The British Columbia Society for the Prevention of Cruelty to Animals (BC SPCA) and the Vancouver Humane Society (VHS) are seeking leave at the British Columbia Supreme Court to intervene in the Vancouver Aquarium’s lawsuit against the Vancouver Park Board. The aquarium’s lawsuit aims to invalidate a bylaw passed by the Park Board that bans the keeping of cetaceans in Stanley Park.
The BC SPCA and the VHS fully support the ban on cetaceans at the park because they say the animals’ complex needs cannot be met in captivity, which compromises their welfare.
Both organizations believe that if the bylaw is struck down, it could deter elected officials from considering animal welfare when drafting laws that impact animals. They say it would also set a dangerous precedent, limiting their ability to influence the drafting and implementation of laws affecting animals.

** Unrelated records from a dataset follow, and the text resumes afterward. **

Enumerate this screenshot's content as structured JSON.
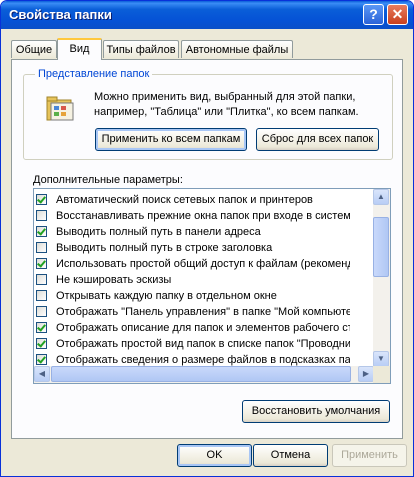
{
  "window": {
    "title": "Свойства папки",
    "help_glyph": "?",
    "close_glyph": "✕"
  },
  "tabs": [
    {
      "label": "Общие",
      "active": false
    },
    {
      "label": "Вид",
      "active": true
    },
    {
      "label": "Типы файлов",
      "active": false
    },
    {
      "label": "Автономные файлы",
      "active": false
    }
  ],
  "folder_views": {
    "label": "Представление папок",
    "description": "Можно применить вид, выбранный для этой папки, например, \"Таблица\" или \"Плитка\", ко всем папкам.",
    "apply_all_label": "Применить ко всем папкам",
    "reset_all_label": "Сброс для всех папок"
  },
  "advanced": {
    "label": "Дополнительные параметры:",
    "items": [
      {
        "text": "Автоматический поиск сетевых папок и принтеров",
        "checked": true
      },
      {
        "text": "Восстанавливать прежние окна папок при входе в систему",
        "checked": false
      },
      {
        "text": "Выводить полный путь в панели адреса",
        "checked": true
      },
      {
        "text": "Выводить полный путь в строке заголовка",
        "checked": false
      },
      {
        "text": "Использовать простой общий доступ к файлам (рекомендуется)",
        "checked": true
      },
      {
        "text": "Не кэшировать эскизы",
        "checked": false
      },
      {
        "text": "Открывать каждую папку в отдельном окне",
        "checked": false
      },
      {
        "text": "Отображать \"Панель управления\" в папке \"Мой компьютер\"",
        "checked": false
      },
      {
        "text": "Отображать описание для папок и элементов рабочего стола",
        "checked": true
      },
      {
        "text": "Отображать простой вид папок в списке папок \"Проводника\"",
        "checked": true
      },
      {
        "text": "Отображать сведения о размере файлов в подсказках папок",
        "checked": true
      }
    ]
  },
  "restore_defaults_label": "Восстановить умолчания",
  "footer": {
    "ok": "OK",
    "cancel": "Отмена",
    "apply": "Применить"
  },
  "colors": {
    "title_bar": "#0a5ed8",
    "dialog_bg": "#ece9d8",
    "group_label": "#0046d5",
    "check": "#21a121"
  }
}
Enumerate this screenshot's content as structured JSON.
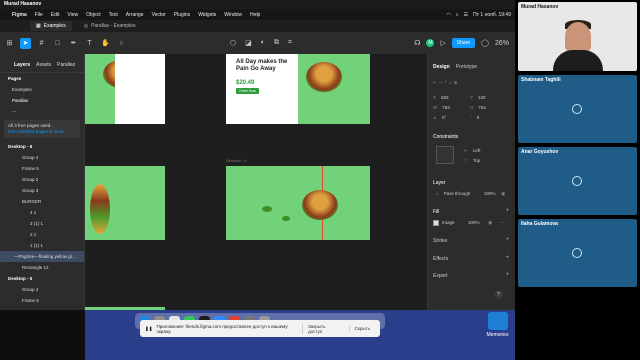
{
  "presenter": "Murad Hasanov",
  "menubar": {
    "app": "Figma",
    "items": [
      "File",
      "Edit",
      "View",
      "Object",
      "Text",
      "Arrange",
      "Vector",
      "Plugins",
      "Widgets",
      "Window",
      "Help"
    ],
    "datetime": "Пт 1 нояб. 19:49"
  },
  "tabs": [
    {
      "label": "Examples",
      "active": true
    },
    {
      "label": "Parallax - Examples",
      "active": false
    }
  ],
  "toolbar": {
    "share_label": "Share",
    "zoom": "26%",
    "avatar": "M"
  },
  "left_panel": {
    "tabs": [
      "Layers",
      "Assets",
      "Parallax"
    ],
    "pages_label": "Pages",
    "pages": [
      "Examples",
      "Parallax",
      "---"
    ],
    "notice_text": "All 3 free pages used.",
    "notice_link": "Get unlimited pages & more",
    "layers": [
      "Desktop - 6",
      "Group 4",
      "Frame 5",
      "Group 2",
      "Group 3",
      "BURGER",
      "4 1",
      "3 (1) 1",
      "2 1",
      "1 (1) 1",
      "—Pngtree—floating yellow gr...",
      "Rectangle 12",
      "Desktop - 5",
      "Group 4",
      "Frame 5"
    ],
    "highlighted_layer": "—Pngtree—floating yellow gr..."
  },
  "canvas": {
    "frame_label": "Desktop - 6",
    "headline_1": "All Day makes the",
    "headline_2": "Pain Go Away",
    "price": "$20.49",
    "cta": "Order Now"
  },
  "right_panel": {
    "tabs": [
      "Design",
      "Prototype"
    ],
    "x": "593",
    "y": "120",
    "w": "784",
    "h": "764",
    "rotation": "0°",
    "radius": "0",
    "constraints_label": "Constraints",
    "constraint_h": "Left",
    "constraint_v": "Top",
    "layer_label": "Layer",
    "blend": "Pass through",
    "opacity": "100%",
    "fill_label": "Fill",
    "fill_type": "Image",
    "fill_opacity": "100%",
    "stroke_label": "Stroke",
    "effects_label": "Effects",
    "export_label": "Export",
    "help": "?"
  },
  "dock": {
    "share_message": "Приложение: friends.figma.com предоставлен доступ к вашему экрану.",
    "stop_label": "Закрыть доступ",
    "hide_label": "Скрыть",
    "memories_label": "Memories"
  },
  "participants": [
    {
      "name": "Murad Hasanov",
      "video": true
    },
    {
      "name": "Shabnam Taghili",
      "video": false
    },
    {
      "name": "Anar Goyushov",
      "video": false
    },
    {
      "name": "Ilaha Gulamova",
      "video": false
    }
  ]
}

If granted intervenor status by the court, the BC SPCA and the VHS will submit that the Park Board is acting within its legislative capacity and is exercising its authority in the public interest, which includes consideration of the humane treatment of animals.
“If this bylaw is overturned it will not only compromise the welfare of cetaceans, it could undermine animal welfare across Canada,” said VHS executive director Debra Probert.

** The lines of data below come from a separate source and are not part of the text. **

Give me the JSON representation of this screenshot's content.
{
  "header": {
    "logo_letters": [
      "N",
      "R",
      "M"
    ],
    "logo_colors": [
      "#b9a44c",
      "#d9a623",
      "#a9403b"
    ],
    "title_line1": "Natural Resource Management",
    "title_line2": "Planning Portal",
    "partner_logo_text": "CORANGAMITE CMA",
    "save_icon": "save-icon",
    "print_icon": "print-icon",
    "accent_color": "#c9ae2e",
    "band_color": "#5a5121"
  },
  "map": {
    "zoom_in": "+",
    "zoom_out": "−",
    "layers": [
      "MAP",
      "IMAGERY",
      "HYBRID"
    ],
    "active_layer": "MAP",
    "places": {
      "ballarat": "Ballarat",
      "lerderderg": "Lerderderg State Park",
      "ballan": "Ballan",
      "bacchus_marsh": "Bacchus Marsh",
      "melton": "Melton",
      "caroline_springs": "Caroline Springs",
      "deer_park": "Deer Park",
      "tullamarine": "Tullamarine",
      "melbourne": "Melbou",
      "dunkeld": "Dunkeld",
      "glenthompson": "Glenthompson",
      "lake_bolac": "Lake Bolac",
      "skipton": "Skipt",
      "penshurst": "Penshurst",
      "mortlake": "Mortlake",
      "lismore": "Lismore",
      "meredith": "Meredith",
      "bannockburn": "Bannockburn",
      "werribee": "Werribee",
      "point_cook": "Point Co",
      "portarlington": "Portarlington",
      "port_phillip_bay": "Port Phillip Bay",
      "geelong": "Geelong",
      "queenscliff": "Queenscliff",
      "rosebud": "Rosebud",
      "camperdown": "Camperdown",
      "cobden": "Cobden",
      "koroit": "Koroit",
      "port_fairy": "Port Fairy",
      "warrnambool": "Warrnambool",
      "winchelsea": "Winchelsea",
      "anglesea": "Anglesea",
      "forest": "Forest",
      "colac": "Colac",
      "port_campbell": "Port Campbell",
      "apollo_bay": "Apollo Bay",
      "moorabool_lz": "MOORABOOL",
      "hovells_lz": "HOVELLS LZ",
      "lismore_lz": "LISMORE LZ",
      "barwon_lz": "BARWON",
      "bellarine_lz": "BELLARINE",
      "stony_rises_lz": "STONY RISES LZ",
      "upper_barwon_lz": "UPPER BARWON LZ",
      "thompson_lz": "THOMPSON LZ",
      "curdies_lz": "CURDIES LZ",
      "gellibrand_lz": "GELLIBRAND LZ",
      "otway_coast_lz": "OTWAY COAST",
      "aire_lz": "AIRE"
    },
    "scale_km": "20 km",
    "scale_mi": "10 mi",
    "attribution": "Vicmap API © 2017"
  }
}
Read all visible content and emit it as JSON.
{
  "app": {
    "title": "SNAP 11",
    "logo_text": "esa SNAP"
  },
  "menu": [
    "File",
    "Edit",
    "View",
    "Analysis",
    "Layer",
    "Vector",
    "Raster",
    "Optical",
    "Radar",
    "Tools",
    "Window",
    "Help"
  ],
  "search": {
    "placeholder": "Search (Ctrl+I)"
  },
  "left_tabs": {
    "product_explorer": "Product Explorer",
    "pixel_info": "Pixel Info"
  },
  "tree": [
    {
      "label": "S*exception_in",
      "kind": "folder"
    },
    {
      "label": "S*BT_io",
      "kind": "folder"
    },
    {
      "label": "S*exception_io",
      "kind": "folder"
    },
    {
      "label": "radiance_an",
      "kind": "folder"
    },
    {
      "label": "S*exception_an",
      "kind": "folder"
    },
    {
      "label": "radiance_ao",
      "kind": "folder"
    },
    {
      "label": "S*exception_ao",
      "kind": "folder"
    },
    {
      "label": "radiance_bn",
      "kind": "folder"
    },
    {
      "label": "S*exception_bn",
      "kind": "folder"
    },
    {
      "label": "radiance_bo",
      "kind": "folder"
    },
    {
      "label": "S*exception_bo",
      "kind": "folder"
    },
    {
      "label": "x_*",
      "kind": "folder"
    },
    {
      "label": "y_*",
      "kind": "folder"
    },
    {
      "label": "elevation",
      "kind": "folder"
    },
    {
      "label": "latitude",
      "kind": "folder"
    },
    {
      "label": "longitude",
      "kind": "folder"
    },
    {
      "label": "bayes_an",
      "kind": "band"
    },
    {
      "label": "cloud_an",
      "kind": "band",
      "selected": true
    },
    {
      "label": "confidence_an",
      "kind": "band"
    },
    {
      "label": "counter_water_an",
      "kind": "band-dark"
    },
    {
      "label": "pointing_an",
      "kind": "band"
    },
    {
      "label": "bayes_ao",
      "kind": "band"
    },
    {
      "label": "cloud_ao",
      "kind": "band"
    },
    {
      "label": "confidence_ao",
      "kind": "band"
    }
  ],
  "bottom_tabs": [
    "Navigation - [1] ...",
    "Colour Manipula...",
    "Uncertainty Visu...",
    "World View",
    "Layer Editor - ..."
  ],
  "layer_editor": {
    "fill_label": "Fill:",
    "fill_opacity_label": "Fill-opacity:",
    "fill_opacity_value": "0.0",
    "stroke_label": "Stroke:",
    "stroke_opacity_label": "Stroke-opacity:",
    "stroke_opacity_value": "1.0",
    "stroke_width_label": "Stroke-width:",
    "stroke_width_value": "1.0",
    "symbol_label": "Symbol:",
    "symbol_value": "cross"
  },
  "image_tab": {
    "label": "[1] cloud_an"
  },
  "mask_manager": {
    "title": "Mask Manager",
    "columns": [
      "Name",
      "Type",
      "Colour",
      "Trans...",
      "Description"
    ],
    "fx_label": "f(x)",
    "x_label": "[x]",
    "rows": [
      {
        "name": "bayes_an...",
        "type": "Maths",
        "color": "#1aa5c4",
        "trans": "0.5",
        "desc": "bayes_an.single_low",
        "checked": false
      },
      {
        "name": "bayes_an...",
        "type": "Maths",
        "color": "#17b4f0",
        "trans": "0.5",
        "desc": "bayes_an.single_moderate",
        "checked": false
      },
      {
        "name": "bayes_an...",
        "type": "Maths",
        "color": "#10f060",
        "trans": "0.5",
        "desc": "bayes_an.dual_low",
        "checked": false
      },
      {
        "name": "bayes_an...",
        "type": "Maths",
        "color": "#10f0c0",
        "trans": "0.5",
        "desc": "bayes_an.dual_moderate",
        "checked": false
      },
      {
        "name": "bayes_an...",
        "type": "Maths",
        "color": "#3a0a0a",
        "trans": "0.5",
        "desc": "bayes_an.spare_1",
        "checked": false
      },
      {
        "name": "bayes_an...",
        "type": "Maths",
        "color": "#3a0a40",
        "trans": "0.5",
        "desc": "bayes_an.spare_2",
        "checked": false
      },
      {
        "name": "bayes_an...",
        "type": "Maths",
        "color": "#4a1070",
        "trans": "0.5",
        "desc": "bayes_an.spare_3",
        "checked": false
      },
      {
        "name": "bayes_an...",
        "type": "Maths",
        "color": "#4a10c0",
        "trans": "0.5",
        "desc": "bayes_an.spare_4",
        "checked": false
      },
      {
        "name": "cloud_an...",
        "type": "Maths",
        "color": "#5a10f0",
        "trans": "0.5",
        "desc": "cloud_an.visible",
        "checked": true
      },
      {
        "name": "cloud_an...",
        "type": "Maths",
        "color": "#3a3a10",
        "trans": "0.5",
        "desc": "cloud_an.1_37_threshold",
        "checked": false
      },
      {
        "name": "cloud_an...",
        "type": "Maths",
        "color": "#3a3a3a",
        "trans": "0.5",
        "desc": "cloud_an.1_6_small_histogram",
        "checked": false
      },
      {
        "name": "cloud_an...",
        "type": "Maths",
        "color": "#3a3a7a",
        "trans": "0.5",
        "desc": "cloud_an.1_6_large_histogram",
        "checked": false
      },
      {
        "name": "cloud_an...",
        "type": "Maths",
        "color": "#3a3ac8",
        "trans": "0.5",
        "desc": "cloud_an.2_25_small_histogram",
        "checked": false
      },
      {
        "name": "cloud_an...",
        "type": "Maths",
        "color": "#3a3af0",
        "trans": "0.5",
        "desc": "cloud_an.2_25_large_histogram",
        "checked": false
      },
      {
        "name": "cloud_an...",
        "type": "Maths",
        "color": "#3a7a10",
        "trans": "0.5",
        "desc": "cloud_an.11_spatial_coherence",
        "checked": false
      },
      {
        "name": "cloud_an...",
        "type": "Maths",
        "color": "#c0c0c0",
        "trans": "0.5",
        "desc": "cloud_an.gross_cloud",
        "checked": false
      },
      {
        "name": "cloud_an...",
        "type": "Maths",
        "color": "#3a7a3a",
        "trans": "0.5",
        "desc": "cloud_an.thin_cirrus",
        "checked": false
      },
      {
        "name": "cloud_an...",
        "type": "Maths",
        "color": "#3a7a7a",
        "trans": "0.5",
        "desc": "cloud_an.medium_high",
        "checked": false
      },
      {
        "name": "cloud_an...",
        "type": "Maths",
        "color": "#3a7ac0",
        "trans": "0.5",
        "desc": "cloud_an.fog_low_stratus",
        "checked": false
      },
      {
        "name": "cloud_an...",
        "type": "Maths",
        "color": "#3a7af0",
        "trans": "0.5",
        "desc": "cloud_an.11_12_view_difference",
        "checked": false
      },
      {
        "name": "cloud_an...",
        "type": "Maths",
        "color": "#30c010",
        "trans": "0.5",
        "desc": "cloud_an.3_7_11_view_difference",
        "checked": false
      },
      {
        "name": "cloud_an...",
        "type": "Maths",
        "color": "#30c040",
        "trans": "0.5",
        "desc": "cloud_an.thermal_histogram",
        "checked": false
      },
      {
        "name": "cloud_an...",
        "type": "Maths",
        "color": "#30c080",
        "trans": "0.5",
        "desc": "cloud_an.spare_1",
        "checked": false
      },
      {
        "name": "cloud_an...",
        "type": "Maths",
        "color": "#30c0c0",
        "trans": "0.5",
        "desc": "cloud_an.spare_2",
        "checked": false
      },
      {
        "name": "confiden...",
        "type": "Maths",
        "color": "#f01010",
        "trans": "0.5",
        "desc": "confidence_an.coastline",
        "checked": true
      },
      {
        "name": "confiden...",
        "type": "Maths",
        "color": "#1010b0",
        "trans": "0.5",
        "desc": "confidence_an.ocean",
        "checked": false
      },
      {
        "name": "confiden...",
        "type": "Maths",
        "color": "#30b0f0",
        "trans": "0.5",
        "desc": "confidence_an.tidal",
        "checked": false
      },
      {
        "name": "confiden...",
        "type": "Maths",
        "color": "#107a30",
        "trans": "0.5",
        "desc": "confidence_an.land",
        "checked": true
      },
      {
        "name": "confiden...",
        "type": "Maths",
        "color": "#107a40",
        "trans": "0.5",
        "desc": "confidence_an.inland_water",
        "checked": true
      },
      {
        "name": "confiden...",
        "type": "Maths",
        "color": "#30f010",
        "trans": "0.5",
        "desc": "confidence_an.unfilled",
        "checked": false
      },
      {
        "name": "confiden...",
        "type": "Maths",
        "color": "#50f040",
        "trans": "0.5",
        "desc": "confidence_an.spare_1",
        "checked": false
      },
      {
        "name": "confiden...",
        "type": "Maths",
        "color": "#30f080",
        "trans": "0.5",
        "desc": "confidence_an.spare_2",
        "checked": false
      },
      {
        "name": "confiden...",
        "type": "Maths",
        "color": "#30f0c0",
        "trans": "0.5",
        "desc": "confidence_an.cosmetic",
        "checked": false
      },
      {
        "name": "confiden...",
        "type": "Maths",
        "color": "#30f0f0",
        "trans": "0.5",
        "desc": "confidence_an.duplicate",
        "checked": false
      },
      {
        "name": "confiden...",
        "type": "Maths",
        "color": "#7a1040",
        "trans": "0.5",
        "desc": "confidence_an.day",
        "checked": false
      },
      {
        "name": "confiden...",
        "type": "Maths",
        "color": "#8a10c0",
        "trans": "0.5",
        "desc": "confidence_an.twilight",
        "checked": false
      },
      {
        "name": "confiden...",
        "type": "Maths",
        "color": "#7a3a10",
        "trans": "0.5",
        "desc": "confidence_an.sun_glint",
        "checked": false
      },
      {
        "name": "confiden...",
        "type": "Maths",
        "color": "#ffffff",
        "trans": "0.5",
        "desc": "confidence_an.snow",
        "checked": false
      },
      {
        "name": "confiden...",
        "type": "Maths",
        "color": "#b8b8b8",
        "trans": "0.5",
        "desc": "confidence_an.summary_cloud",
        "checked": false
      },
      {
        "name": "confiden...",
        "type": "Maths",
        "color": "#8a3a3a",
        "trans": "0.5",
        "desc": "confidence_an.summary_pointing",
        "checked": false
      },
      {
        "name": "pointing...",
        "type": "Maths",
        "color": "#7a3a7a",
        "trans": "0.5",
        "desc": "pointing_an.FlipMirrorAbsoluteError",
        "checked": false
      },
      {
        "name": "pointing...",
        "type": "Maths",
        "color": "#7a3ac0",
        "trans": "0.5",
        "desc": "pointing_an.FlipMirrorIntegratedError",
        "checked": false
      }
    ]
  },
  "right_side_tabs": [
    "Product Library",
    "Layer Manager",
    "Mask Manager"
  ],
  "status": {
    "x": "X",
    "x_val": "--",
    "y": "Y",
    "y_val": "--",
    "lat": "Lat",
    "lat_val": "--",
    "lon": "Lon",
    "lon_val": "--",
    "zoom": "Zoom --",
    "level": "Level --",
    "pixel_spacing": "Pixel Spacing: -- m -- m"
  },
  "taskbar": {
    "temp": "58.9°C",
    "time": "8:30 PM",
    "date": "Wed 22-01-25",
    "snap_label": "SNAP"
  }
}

“The BC SPCA believes this bylaw serves the best interests of cetaceans. As an organization that speaks out on behalf of wild, companion and farm animals, we have a responsibility to support laws and bylaws that promote good welfare,” says Craig Daniell, chief executive officer of the BC SPCA.
The BC SPCA is the largest animal welfare organization of its kind in North America and the largest animal sheltering society in the world. The VHS is a registered charity dedicated to the humane treatment of animals. Both organizations are being represented by Vancouver lawyer Rebeka Breder of Breder Law.